*Problem to work on*
Please restate each entry exactly, without skipping any.

Excerpts from an interface dataset:
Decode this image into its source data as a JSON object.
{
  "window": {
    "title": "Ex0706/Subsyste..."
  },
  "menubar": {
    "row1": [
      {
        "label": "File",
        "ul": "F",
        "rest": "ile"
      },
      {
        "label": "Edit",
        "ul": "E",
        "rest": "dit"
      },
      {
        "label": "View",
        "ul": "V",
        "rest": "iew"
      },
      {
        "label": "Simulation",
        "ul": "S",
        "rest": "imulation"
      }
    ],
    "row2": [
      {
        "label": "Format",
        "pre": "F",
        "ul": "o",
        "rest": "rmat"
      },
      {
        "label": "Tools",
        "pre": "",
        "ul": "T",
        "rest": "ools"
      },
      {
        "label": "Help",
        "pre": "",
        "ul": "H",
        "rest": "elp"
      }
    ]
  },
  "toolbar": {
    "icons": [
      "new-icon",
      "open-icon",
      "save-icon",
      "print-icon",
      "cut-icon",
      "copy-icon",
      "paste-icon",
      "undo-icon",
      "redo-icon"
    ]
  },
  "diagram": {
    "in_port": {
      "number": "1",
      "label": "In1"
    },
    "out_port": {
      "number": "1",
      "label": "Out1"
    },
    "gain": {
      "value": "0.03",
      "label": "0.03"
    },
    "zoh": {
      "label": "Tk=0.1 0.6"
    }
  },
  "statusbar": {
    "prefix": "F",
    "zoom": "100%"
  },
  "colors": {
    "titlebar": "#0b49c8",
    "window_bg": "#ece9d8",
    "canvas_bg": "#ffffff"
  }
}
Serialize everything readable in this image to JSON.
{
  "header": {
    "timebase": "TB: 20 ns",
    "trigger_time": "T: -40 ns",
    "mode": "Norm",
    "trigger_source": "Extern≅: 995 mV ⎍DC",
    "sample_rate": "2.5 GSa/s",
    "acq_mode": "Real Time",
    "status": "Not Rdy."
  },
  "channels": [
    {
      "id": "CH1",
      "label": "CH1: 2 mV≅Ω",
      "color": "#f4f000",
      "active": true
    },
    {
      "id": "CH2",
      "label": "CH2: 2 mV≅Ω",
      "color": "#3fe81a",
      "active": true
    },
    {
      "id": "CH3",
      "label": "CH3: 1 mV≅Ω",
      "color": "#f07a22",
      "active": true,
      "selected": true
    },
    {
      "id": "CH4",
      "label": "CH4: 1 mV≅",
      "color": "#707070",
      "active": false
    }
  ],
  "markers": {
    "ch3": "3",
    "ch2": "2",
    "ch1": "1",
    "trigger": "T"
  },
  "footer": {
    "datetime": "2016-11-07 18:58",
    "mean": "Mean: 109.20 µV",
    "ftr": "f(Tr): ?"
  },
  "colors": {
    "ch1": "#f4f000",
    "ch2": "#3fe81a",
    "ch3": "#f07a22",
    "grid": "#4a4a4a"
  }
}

*Solution to this task*
Decode this image into its source data as a JSON object.
{
  "window": {
    "title": "Ex0706/Subsyste..."
  },
  "menubar": {
    "row1": [
      {
        "label": "File",
        "ul": "F",
        "rest": "ile"
      },
      {
        "label": "Edit",
        "ul": "E",
        "rest": "dit"
      },
      {
        "label": "View",
        "ul": "V",
        "rest": "iew"
      },
      {
        "label": "Simulation",
        "ul": "S",
        "rest": "imulation"
      }
    ],
    "row2": [
      {
        "label": "Format",
        "pre": "F",
        "ul": "o",
        "rest": "rmat"
      },
      {
        "label": "Tools",
        "pre": "",
        "ul": "T",
        "rest": "ools"
      },
      {
        "label": "Help",
        "pre": "",
        "ul": "H",
        "rest": "elp"
      }
    ]
  },
  "toolbar": {
    "icons": [
      "new-icon",
      "open-icon",
      "save-icon",
      "print-icon",
      "cut-icon",
      "copy-icon",
      "paste-icon",
      "undo-icon",
      "redo-icon"
    ]
  },
  "diagram": {
    "in_port": {
      "number": "1",
      "label": "In1"
    },
    "out_port": {
      "number": "1",
      "label": "Out1"
    },
    "gain": {
      "value": "0.03",
      "label": "0.03"
    },
    "zoh": {
      "label": "Tk=0.1 0.6"
    }
  },
  "statusbar": {
    "prefix": "F",
    "zoom": "100%"
  },
  "colors": {
    "titlebar": "#0b49c8",
    "window_bg": "#ece9d8",
    "canvas_bg": "#ffffff"
  }
}
Serialize everything readable in this image to JSON.
{
  "header": {
    "timebase": "TB: 20 ns",
    "trigger_time": "T: -40 ns",
    "mode": "Norm",
    "trigger_source": "Extern≅: 995 mV ⎍DC",
    "sample_rate": "2.5 GSa/s",
    "acq_mode": "Real Time",
    "status": "Not Rdy."
  },
  "channels": [
    {
      "id": "CH1",
      "label": "CH1: 2 mV≅Ω",
      "color": "#f4f000",
      "active": true
    },
    {
      "id": "CH2",
      "label": "CH2: 2 mV≅Ω",
      "color": "#3fe81a",
      "active": true
    },
    {
      "id": "CH3",
      "label": "CH3: 1 mV≅Ω",
      "color": "#f07a22",
      "active": true,
      "selected": true
    },
    {
      "id": "CH4",
      "label": "CH4: 1 mV≅",
      "color": "#707070",
      "active": false
    }
  ],
  "markers": {
    "ch3": "3",
    "ch2": "2",
    "ch1": "1",
    "trigger": "T"
  },
  "footer": {
    "datetime": "2016-11-07 18:58",
    "mean": "Mean: 109.20 µV",
    "ftr": "f(Tr): ?"
  },
  "colors": {
    "ch1": "#f4f000",
    "ch2": "#3fe81a",
    "ch3": "#f07a22",
    "grid": "#4a4a4a"
  }
}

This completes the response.